Maria Nichterlein studied psychology in Chile where she also did clinical postgraduate studies in systemic approaches to therapy. She is currently working as a family therapist at Children, Adolescents and their Families Mental Health Services, Dunedin Public Hospital, New Zealand. Before her immigration to NZ, she lived for eight years in Adelaide, South Australia where she worked as a family therapist, as a marriage counsellor and as a student counsellor at the University of Adelaide. During those years, she was also involved in the Management Committee of Migrant Women Emergency Services (a service focused on helping migrant women fleeing from situations of domestic violence) and in the formation of the Federation of Spanish Speaking Communities of South Australia.
Ian Parker is Professor of Psychology at Bolton Institute, where he is co-director of the Discourse Unit and programme leader for the MSc in Critical Psychology.

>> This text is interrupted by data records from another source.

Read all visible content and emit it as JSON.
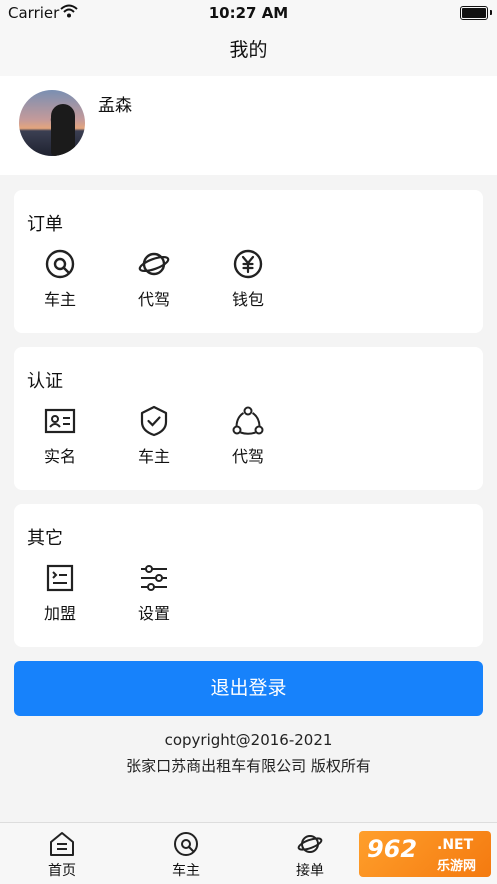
{
  "status_bar": {
    "carrier": "Carrier",
    "time": "10:27 AM"
  },
  "nav": {
    "title": "我的"
  },
  "profile": {
    "name": "孟森"
  },
  "sections": {
    "orders": {
      "title": "订单",
      "items": [
        {
          "label": "车主",
          "icon": "steering-icon"
        },
        {
          "label": "代驾",
          "icon": "planet-icon"
        },
        {
          "label": "钱包",
          "icon": "yen-wallet-icon"
        }
      ]
    },
    "certification": {
      "title": "认证",
      "items": [
        {
          "label": "实名",
          "icon": "id-card-icon"
        },
        {
          "label": "车主",
          "icon": "shield-check-icon"
        },
        {
          "label": "代驾",
          "icon": "share-nodes-icon"
        }
      ]
    },
    "other": {
      "title": "其它",
      "items": [
        {
          "label": "加盟",
          "icon": "list-icon"
        },
        {
          "label": "设置",
          "icon": "sliders-icon"
        }
      ]
    }
  },
  "logout": {
    "label": "退出登录"
  },
  "footer": {
    "copyright": "copyright@2016-2021",
    "company": "张家口苏商出租车有限公司 版权所有"
  },
  "tabbar": {
    "tabs": [
      {
        "label": "首页",
        "icon": "home-icon"
      },
      {
        "label": "车主",
        "icon": "steering-icon"
      },
      {
        "label": "接单",
        "icon": "planet-icon"
      }
    ]
  },
  "watermark": {
    "number": "962",
    "domain": ".NET",
    "text": "乐游网"
  },
  "colors": {
    "primary": "#1782fb",
    "background": "#f4f4f4"
  }
}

Eero Riikonen is a psychiatrist, and worked 1980–9 in the public mental health sector and as a manager of the Finnish Suicide Prevention Centre. In 1989–94 he was a researcher and 1994–6 a development [Page ix]manager in The Rehabilitation Foundation. From 1996 onwards he has been a development manager in the National Research and Development Centre for Welfare and Health (Stakes). His current work links with planning national mental health projects, outlining the European Mental Health Agenda and coordinating the activities of the European Network of Mental Health Policy.
Vanessa Swan has recently been appointed to the position of regional director of Women's Health at Adelaide Central Community Health Service in Australia, a position she will take up in 1999. She is currently working as a therapist and trainer at Yaletown Family Therapy in Vancouver, Canada.

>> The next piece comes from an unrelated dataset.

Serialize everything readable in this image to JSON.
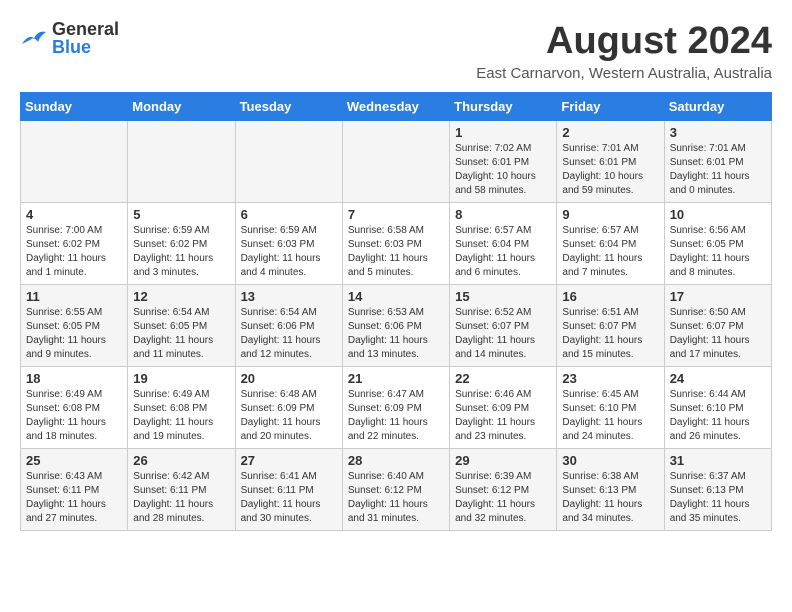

Sara Vataja is a child psychiatrist, and has worked in clinical settings in both child and adult psychiatry. She has been involved with various research and development projects linked with solution and resource-oriented approaches. From 1994 she has been the manager of the VAK Project (centre for resource-oriented client work) funded by the Finnish Social Security Institute and based in Helsinki. Currently she is involved with a project funded by the Ministry of Social Affairs and Health that develops telematic applications for the social integration and promotion of mental health.[Page x]